Abstract: This paper presents a new methodology—the Twitter bot survey—that bridges the gap between social media research and web surveys. The methodology uses the Twitter APIs to identify a target population and then uses the API to deliver a question in the form of a regular Tweet. We hypothesized that this method would yield high response rates because users are posed a question within the social media platform and are not asked, as is the case with most web surveys, to follow a link away to a third party. To evaluate the response rate and identify the most effective mechanism for increasing it, we conducted a discrete choice experiment that evaluated three factors: question type, the use of an egoistic appeal, and the presence of contextual information. We found that, similar to traditional web surveys, multiple choice questions, egoistic appeals, and contextual information all contributed to higher response rates. Question variants that combined all three yielded a 40.0% response rate, thereby outperforming most other web surveys and demonstrating the promise of this new methodology. The approach can be extended to any other social media platforms where users typically interact with one another. The approach also offers the opportunity to bring together the advantages of social media research using APIs with the richness of information that can be collected from surveys.

Sunday July 30, 2017 15:31 - 17:00

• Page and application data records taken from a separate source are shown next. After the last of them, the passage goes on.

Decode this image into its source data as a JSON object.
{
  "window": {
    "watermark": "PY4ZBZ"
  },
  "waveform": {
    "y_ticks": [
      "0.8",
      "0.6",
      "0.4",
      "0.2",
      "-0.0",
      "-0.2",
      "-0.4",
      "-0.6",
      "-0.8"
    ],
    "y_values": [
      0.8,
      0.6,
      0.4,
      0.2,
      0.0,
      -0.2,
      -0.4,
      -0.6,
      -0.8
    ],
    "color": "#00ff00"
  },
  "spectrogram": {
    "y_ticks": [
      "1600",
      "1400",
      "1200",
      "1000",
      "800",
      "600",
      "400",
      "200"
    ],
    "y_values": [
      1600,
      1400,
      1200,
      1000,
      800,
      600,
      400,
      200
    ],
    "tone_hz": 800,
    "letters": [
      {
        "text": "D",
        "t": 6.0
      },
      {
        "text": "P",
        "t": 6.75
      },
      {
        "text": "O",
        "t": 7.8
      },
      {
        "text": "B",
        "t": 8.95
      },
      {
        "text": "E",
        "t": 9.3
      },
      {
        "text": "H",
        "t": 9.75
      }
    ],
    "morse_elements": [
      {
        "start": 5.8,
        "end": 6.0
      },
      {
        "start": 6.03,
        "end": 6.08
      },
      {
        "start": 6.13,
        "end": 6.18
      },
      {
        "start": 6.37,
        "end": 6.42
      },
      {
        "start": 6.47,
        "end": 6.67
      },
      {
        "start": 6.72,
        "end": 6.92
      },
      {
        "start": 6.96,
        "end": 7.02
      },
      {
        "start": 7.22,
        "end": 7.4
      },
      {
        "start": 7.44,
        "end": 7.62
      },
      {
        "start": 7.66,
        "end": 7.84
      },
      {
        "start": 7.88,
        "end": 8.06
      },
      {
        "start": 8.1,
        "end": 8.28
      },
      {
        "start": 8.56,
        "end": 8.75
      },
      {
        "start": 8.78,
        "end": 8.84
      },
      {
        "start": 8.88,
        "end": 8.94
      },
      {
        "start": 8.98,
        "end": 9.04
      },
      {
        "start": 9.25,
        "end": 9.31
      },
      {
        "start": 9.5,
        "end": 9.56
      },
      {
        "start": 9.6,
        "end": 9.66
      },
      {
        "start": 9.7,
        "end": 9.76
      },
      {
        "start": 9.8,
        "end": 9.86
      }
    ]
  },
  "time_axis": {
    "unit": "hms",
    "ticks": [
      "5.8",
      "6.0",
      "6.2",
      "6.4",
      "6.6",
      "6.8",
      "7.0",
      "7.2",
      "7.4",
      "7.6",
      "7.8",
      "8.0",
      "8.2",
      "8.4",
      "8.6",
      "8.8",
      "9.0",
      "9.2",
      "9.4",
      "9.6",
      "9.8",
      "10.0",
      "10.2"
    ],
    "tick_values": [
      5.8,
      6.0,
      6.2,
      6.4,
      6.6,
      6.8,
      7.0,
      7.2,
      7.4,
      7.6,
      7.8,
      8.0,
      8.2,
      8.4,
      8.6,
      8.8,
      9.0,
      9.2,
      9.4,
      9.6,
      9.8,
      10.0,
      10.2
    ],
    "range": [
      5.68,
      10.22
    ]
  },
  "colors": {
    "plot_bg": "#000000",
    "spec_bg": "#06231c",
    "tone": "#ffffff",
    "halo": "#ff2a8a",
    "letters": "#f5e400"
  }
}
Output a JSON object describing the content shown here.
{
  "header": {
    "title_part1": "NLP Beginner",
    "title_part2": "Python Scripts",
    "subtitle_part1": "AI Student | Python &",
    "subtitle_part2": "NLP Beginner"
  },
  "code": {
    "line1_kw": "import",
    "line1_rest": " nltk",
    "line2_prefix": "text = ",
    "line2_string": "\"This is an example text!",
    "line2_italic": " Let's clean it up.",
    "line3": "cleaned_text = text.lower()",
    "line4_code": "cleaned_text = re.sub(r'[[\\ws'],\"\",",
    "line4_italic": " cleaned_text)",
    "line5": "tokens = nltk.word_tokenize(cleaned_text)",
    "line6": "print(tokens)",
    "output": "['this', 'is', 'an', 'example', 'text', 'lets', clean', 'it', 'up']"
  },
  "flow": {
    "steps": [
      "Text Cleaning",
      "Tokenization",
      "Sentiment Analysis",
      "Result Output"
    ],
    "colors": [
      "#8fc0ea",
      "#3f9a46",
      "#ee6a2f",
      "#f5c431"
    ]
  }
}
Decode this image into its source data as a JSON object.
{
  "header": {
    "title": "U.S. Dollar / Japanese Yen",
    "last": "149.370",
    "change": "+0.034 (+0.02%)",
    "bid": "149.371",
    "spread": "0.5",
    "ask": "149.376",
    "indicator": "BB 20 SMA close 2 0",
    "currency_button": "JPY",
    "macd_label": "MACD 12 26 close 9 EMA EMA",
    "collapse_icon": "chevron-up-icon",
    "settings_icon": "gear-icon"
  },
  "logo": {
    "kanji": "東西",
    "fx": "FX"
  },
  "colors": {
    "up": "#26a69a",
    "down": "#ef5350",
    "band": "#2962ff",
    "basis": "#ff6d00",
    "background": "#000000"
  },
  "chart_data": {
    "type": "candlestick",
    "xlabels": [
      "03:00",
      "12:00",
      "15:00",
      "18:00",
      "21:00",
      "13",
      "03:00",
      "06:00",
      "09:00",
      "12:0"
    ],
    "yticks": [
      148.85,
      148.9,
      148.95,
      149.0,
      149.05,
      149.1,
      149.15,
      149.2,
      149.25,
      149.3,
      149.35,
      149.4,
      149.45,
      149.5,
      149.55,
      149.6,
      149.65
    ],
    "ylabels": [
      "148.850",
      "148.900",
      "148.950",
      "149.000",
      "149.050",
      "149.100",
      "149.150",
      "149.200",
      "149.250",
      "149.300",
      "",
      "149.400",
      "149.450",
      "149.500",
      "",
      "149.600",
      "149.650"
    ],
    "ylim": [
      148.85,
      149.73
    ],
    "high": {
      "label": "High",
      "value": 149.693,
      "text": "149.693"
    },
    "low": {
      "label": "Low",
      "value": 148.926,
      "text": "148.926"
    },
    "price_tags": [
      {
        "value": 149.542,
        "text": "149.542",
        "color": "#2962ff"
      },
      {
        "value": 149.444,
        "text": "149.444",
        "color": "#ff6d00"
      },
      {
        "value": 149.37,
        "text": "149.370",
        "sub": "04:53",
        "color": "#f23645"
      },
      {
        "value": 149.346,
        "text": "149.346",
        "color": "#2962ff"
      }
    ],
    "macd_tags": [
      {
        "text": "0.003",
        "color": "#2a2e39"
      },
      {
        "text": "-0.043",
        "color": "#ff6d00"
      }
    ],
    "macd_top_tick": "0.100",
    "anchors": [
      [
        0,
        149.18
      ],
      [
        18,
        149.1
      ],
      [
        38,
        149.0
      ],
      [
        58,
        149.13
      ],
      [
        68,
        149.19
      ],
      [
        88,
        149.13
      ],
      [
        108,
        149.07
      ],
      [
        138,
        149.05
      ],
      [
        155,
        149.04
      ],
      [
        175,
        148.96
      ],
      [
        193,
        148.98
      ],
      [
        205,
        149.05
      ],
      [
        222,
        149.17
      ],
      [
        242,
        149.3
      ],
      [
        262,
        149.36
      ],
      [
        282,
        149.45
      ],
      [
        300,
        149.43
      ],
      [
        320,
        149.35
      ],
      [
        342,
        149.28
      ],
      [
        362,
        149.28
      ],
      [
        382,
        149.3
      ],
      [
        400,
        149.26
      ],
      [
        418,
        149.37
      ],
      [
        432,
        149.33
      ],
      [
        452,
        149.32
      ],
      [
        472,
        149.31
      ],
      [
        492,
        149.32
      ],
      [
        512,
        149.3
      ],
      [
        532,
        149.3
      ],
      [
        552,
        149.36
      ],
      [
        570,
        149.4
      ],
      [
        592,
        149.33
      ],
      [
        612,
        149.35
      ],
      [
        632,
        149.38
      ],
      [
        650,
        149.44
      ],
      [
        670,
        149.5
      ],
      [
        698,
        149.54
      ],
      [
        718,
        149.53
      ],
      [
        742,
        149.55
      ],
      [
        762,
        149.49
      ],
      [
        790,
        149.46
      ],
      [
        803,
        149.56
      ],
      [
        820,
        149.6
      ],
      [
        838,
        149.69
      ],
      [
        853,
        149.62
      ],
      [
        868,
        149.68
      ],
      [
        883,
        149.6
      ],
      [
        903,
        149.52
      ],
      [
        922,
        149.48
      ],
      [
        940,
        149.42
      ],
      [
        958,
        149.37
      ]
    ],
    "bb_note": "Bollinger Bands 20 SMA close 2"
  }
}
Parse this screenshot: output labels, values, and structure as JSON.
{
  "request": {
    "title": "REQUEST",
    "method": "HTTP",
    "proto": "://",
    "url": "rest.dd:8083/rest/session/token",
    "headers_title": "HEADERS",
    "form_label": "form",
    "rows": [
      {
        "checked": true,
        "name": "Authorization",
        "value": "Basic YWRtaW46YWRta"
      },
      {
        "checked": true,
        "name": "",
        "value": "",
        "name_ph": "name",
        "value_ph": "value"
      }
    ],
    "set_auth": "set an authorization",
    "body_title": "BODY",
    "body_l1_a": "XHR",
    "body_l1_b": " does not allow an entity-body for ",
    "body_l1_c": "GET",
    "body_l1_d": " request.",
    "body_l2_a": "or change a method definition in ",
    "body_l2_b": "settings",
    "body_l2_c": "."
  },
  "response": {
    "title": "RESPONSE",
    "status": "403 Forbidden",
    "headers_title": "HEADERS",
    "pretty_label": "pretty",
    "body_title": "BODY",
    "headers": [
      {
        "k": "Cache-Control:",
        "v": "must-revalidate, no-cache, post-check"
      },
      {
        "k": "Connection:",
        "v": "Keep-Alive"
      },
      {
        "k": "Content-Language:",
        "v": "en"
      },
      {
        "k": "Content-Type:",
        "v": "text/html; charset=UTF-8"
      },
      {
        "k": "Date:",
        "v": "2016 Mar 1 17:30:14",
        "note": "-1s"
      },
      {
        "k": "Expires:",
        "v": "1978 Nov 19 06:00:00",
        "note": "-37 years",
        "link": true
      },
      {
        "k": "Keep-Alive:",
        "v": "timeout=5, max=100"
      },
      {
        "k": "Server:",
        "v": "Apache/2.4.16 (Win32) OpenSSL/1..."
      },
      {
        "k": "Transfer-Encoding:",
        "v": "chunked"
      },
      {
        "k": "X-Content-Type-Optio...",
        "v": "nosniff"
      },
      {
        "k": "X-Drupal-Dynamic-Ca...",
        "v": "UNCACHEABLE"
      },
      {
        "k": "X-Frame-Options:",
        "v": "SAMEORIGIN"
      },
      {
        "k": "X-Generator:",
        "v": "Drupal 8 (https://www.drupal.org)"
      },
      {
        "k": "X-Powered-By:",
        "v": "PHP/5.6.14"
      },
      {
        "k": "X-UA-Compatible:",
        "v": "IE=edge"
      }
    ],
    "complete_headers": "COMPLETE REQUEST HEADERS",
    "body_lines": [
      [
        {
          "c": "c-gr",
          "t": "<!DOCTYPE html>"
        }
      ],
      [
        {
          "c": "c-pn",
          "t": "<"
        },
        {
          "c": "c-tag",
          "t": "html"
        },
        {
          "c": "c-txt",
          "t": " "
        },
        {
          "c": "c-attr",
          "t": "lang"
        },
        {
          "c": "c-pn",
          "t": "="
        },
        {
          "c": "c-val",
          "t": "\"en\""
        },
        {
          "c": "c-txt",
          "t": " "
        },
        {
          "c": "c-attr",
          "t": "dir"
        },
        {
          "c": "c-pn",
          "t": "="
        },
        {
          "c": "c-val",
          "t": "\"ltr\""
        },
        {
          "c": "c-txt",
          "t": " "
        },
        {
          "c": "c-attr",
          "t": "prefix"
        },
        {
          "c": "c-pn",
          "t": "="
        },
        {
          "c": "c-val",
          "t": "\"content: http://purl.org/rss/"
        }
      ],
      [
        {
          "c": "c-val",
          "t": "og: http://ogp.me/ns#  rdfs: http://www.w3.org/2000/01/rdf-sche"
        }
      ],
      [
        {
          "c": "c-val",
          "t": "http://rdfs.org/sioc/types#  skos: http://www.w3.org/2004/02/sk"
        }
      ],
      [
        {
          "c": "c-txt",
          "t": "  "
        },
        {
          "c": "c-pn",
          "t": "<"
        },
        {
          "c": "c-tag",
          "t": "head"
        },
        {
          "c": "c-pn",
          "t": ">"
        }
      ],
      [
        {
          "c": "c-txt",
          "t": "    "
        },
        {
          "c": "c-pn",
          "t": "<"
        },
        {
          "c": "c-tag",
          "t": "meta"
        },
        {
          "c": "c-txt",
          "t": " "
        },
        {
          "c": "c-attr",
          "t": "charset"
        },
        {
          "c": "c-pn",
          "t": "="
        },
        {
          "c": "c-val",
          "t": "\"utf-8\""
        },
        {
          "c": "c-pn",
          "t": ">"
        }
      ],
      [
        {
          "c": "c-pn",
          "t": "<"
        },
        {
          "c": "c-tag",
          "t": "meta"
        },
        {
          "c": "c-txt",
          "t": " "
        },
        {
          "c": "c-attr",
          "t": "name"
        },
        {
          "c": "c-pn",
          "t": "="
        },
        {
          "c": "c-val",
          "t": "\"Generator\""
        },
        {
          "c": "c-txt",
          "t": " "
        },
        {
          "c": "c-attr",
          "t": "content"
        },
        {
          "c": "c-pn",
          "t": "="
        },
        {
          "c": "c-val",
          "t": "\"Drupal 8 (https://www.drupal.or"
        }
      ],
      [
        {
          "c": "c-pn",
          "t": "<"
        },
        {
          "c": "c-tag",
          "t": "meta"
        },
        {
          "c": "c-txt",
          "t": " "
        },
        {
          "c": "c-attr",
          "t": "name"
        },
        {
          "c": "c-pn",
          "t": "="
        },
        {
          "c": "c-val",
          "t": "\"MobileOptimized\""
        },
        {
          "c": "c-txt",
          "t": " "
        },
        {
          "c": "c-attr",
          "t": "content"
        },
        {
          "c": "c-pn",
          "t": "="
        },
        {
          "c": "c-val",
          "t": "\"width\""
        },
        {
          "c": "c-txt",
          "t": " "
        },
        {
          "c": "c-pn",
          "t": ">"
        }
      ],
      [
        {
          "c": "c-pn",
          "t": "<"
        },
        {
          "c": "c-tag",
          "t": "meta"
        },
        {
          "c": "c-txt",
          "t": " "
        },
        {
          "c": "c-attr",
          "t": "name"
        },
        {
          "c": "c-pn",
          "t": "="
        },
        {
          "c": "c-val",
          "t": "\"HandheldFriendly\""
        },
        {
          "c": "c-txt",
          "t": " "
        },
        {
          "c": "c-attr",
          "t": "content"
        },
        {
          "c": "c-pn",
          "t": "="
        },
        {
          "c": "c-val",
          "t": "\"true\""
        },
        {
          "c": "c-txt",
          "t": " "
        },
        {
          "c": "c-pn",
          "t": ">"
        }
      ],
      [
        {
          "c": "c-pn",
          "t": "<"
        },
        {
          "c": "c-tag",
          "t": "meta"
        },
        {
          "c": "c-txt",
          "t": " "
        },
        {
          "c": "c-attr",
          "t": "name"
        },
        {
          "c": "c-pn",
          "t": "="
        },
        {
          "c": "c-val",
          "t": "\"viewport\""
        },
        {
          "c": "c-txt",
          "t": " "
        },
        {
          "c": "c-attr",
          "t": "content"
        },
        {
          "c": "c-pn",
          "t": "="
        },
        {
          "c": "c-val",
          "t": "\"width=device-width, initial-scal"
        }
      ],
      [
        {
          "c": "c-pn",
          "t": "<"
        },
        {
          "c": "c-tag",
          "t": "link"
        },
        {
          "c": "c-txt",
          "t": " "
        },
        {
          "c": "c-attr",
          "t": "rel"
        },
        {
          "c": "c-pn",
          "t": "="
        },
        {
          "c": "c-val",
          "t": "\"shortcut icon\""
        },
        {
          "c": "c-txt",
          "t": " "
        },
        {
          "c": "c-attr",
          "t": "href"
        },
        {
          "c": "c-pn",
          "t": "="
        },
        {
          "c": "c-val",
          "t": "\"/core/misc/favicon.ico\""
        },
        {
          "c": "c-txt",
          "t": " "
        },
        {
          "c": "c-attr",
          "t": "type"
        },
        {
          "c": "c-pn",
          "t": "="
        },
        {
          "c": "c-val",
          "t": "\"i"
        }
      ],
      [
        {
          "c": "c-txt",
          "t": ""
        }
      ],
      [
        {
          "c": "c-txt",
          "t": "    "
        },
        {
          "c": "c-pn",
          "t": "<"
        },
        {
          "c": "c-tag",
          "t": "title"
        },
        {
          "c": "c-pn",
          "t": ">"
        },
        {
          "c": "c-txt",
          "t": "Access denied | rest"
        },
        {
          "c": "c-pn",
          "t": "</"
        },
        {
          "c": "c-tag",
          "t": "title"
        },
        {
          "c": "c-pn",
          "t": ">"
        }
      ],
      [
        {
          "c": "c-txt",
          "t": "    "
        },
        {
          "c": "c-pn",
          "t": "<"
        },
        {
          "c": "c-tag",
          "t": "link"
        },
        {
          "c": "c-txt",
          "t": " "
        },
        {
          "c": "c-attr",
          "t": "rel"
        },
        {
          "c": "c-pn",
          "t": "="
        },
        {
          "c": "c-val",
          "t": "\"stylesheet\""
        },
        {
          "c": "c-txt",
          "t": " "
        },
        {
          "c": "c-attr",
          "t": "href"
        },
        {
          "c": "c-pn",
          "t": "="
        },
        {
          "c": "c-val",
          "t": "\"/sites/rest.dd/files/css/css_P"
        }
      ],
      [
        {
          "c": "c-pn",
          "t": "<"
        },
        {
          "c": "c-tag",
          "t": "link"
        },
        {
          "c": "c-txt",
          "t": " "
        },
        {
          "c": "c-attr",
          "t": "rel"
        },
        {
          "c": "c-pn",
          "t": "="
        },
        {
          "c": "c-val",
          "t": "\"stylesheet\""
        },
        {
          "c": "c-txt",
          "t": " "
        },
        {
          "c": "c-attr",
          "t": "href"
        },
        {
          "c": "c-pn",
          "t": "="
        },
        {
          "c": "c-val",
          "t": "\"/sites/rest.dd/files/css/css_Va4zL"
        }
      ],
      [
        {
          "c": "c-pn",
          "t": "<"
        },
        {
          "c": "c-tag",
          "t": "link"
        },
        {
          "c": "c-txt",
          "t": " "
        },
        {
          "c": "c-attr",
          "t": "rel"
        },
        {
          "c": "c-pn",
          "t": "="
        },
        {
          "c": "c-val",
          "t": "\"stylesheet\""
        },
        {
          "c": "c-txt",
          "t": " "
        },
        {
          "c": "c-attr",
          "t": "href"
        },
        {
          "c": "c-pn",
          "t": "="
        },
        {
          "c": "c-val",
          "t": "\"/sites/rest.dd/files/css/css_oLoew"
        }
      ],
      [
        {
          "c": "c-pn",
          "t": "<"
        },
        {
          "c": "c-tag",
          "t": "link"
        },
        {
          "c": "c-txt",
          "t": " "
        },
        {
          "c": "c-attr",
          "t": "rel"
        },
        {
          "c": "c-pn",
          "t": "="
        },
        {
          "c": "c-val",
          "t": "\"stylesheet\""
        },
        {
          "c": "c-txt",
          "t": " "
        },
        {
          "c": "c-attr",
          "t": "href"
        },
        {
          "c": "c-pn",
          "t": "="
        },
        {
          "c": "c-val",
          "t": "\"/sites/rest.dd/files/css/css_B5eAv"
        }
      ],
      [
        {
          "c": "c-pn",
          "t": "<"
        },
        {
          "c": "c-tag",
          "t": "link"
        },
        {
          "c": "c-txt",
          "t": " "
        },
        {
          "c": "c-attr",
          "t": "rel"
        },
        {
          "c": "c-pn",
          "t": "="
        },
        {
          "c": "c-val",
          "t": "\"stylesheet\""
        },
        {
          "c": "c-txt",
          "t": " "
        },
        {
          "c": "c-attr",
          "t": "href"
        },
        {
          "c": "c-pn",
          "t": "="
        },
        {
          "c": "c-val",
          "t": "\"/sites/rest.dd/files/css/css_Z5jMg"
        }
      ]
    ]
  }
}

TRS 1-075 - 7th Flr Ted Rogers School of Management, Ryerson University 55 Dundas Street West, Toronto, ON M5G 2C9